Work instruction:
The required result is every line of the records that includes "label".

Provided material:
====

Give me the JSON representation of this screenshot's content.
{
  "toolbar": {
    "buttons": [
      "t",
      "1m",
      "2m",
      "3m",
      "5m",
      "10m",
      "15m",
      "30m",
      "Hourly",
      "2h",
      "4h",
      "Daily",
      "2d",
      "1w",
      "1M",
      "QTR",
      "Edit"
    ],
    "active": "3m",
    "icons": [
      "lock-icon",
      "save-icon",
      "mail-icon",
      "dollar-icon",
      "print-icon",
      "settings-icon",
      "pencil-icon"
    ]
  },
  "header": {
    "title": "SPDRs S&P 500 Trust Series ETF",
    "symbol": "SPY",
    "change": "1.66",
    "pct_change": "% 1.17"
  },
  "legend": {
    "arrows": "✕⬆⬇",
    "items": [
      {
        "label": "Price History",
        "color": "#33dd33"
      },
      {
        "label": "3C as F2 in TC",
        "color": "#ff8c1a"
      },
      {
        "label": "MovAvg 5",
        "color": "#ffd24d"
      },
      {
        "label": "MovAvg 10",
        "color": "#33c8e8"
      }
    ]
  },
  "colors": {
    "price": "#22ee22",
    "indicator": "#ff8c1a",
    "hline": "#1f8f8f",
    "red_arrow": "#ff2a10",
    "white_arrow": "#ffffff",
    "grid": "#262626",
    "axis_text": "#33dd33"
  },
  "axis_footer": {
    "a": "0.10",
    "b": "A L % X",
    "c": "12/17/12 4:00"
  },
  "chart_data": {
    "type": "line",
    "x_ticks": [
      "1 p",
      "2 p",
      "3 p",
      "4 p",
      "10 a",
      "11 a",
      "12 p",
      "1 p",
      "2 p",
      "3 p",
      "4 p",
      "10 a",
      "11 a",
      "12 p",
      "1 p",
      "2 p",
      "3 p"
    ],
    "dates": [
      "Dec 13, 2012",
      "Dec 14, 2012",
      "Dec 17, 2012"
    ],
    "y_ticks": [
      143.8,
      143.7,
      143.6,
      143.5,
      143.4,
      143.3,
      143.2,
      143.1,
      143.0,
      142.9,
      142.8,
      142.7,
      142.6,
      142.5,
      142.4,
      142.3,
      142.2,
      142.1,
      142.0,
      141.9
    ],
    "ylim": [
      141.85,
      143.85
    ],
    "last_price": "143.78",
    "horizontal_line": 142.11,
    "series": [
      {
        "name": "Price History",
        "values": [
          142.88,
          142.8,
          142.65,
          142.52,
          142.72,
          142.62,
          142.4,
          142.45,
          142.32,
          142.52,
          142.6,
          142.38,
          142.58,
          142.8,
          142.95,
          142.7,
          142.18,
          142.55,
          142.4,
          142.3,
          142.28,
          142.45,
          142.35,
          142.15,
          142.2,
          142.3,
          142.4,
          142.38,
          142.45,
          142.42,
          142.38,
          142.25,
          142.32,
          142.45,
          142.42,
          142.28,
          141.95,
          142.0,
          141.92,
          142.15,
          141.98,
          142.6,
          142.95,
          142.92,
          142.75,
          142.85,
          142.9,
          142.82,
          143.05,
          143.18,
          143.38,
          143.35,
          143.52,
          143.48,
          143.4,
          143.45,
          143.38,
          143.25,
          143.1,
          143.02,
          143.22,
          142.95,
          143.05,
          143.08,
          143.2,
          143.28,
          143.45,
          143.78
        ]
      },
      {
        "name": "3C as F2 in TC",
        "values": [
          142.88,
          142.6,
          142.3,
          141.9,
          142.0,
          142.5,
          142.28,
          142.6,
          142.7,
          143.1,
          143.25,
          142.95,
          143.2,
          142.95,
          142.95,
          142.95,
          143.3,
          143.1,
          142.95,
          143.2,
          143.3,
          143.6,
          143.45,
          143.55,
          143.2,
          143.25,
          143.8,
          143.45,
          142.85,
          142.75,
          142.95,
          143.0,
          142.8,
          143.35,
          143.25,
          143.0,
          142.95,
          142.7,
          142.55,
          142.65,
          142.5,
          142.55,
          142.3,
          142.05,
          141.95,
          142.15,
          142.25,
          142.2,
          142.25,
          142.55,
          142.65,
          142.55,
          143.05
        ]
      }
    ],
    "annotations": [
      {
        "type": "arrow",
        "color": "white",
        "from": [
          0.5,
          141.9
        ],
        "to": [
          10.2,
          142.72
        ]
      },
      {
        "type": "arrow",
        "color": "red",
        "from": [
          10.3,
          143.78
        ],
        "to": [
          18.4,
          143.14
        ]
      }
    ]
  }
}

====

Expected answer:
        "label": "Price History",
        "label": "3C as F2 in TC",
        "label": "MovAvg 5",
        "label": "MovAvg 10",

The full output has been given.